But what happens if we give the drug and on average the group reports they feel less nauseated and overall they vomit less, but the individual responses on the survey don’t match the frequency of vomiting? People who say the feel better might or might not vomit less. And people might show less vomiting even when they say they don’t feel any less nauseated. Are the survey and the frequency of vomiting both measuring nausea? And which is more important? Do we primarily want people to report feeling better but still vomit just as much, in which case the survey might an appropriate tool?

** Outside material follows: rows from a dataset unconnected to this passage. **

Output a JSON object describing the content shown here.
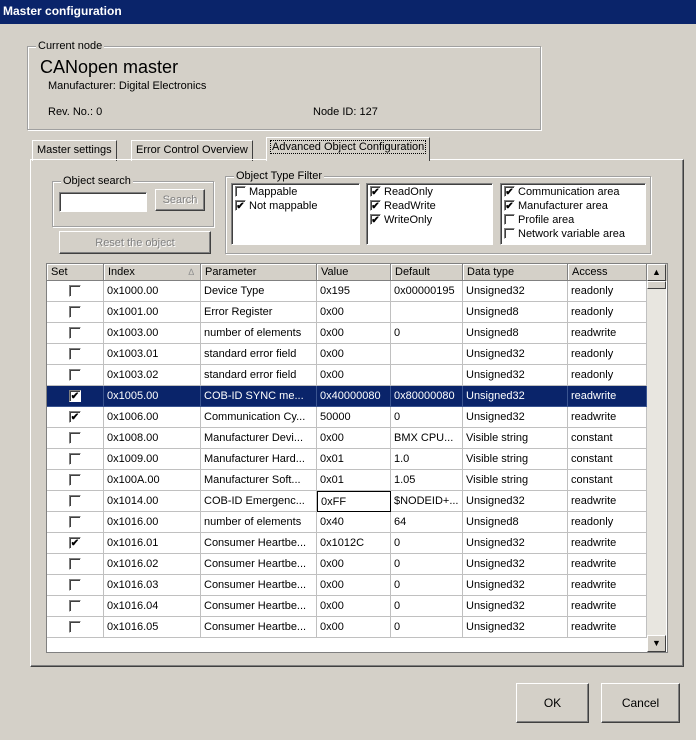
{
  "window": {
    "title": "Master configuration"
  },
  "current_node": {
    "legend": "Current node",
    "name": "CANopen master",
    "manufacturer": "Manufacturer: Digital Electronics",
    "rev": "Rev. No.: 0",
    "node_id": "Node ID: 127"
  },
  "tabs": [
    {
      "label": "Master settings"
    },
    {
      "label": "Error Control Overview"
    },
    {
      "label": "Advanced Object Configuration"
    }
  ],
  "object_search": {
    "legend": "Object search",
    "input_value": "",
    "search_label": "Search",
    "reset_label": "Reset the object"
  },
  "type_filter": {
    "legend": "Object Type Filter",
    "group1": [
      {
        "label": "Mappable",
        "checked": false
      },
      {
        "label": "Not mappable",
        "checked": true
      }
    ],
    "group2": [
      {
        "label": "ReadOnly",
        "checked": true
      },
      {
        "label": "ReadWrite",
        "checked": true
      },
      {
        "label": "WriteOnly",
        "checked": true
      }
    ],
    "group3": [
      {
        "label": "Communication area",
        "checked": true
      },
      {
        "label": "Manufacturer area",
        "checked": true
      },
      {
        "label": "Profile area",
        "checked": false
      },
      {
        "label": "Network variable area",
        "checked": false
      }
    ]
  },
  "table": {
    "headers": [
      "Set",
      "Index",
      "Parameter",
      "Value",
      "Default",
      "Data type",
      "Access"
    ],
    "sort_indicator": "∆",
    "rows": [
      {
        "set": false,
        "index": "0x1000.00",
        "parameter": "Device Type",
        "value": "0x195",
        "default": "0x00000195",
        "type": "Unsigned32",
        "access": "readonly"
      },
      {
        "set": false,
        "index": "0x1001.00",
        "parameter": "Error Register",
        "value": "0x00",
        "default": "",
        "type": "Unsigned8",
        "access": "readonly"
      },
      {
        "set": false,
        "index": "0x1003.00",
        "parameter": "number of elements",
        "value": "0x00",
        "default": "0",
        "type": "Unsigned8",
        "access": "readwrite"
      },
      {
        "set": false,
        "index": "0x1003.01",
        "parameter": "standard error field",
        "value": "0x00",
        "default": "",
        "type": "Unsigned32",
        "access": "readonly"
      },
      {
        "set": false,
        "index": "0x1003.02",
        "parameter": "standard error field",
        "value": "0x00",
        "default": "",
        "type": "Unsigned32",
        "access": "readonly"
      },
      {
        "set": true,
        "index": "0x1005.00",
        "parameter": "COB-ID SYNC me...",
        "value": "0x40000080",
        "default": "0x80000080",
        "type": "Unsigned32",
        "access": "readwrite",
        "selected": true
      },
      {
        "set": true,
        "index": "0x1006.00",
        "parameter": "Communication Cy...",
        "value": "50000",
        "default": "0",
        "type": "Unsigned32",
        "access": "readwrite"
      },
      {
        "set": false,
        "index": "0x1008.00",
        "parameter": "Manufacturer Devi...",
        "value": "0x00",
        "default": "BMX CPU...",
        "type": "Visible string",
        "access": "constant"
      },
      {
        "set": false,
        "index": "0x1009.00",
        "parameter": "Manufacturer Hard...",
        "value": "0x01",
        "default": "1.0",
        "type": "Visible string",
        "access": "constant"
      },
      {
        "set": false,
        "index": "0x100A.00",
        "parameter": "Manufacturer Soft...",
        "value": "0x01",
        "default": "1.05",
        "type": "Visible string",
        "access": "constant"
      },
      {
        "set": false,
        "index": "0x1014.00",
        "parameter": "COB-ID Emergenc...",
        "value": "0xFF",
        "default": "$NODEID+...",
        "type": "Unsigned32",
        "access": "readwrite",
        "editing": true
      },
      {
        "set": false,
        "index": "0x1016.00",
        "parameter": "number of elements",
        "value": "0x40",
        "default": "64",
        "type": "Unsigned8",
        "access": "readonly"
      },
      {
        "set": true,
        "index": "0x1016.01",
        "parameter": "Consumer Heartbe...",
        "value": "0x1012C",
        "default": "0",
        "type": "Unsigned32",
        "access": "readwrite"
      },
      {
        "set": false,
        "index": "0x1016.02",
        "parameter": "Consumer Heartbe...",
        "value": "0x00",
        "default": "0",
        "type": "Unsigned32",
        "access": "readwrite"
      },
      {
        "set": false,
        "index": "0x1016.03",
        "parameter": "Consumer Heartbe...",
        "value": "0x00",
        "default": "0",
        "type": "Unsigned32",
        "access": "readwrite"
      },
      {
        "set": false,
        "index": "0x1016.04",
        "parameter": "Consumer Heartbe...",
        "value": "0x00",
        "default": "0",
        "type": "Unsigned32",
        "access": "readwrite"
      },
      {
        "set": false,
        "index": "0x1016.05",
        "parameter": "Consumer Heartbe...",
        "value": "0x00",
        "default": "0",
        "type": "Unsigned32",
        "access": "readwrite"
      }
    ]
  },
  "buttons": {
    "ok": "OK",
    "cancel": "Cancel"
  },
  "colors": {
    "titlebar": "#0a246a",
    "dialog_bg": "#d4d0c8",
    "selection": "#0a246a"
  },
  "icons": {
    "scroll_up": "▲",
    "scroll_down": "▼",
    "check": "✔"
  }
}
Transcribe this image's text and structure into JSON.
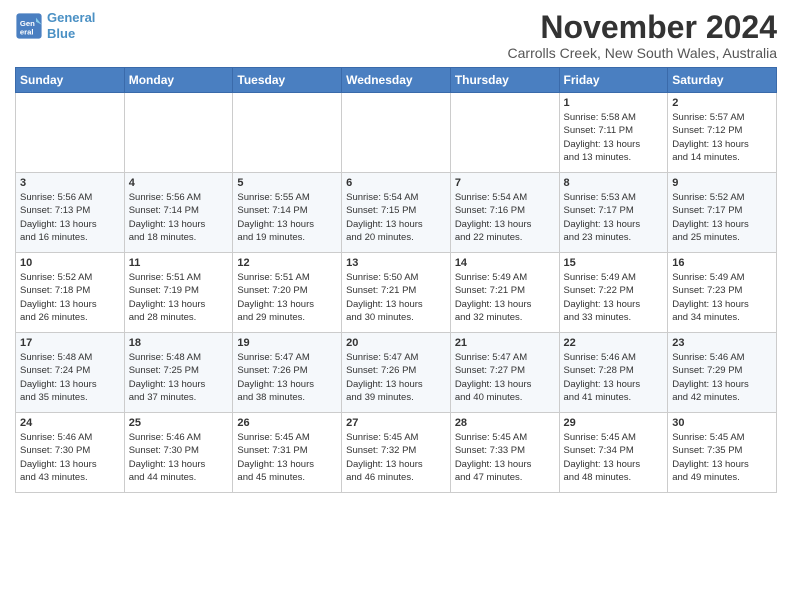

Or is it more important to reduce the amount of vomiting even if some people who vomit less say they don’t feel better?
In the case of arthritis pain in dogs, it is difficult to picture a situation in which reducing the signs of pain perceptible by the owner is more important than reducing the lameness caused by the pain. This raises the question not only of what the owner survey is actually measuring but also the question of when would it be an appropriate tool to use to measure the efficacy of an analgesic therapy. If animal owners report their pets have less pain but we don’t have an objective measure such as force plate analysis, it seems likely that the intervention is changing something about the dogs’ behavior which the owners are detecting, but it isn’t clear that something is pain.
Has there been a similar study using another type of pain killer that is not a NSAID?
Art Malernee dvm
Not that I’m aware of.
What can dogs with early stages of kidney disease take to manage the inflammation from arthritis?
Depending on the level of kidney injury and with careful monitoring, NSAIDs can sometimes still be used. Other medications, such as galliprant and gabapentin, are often employed in dogs with CKD> I would recommend a thorough discussion with your vet about the options.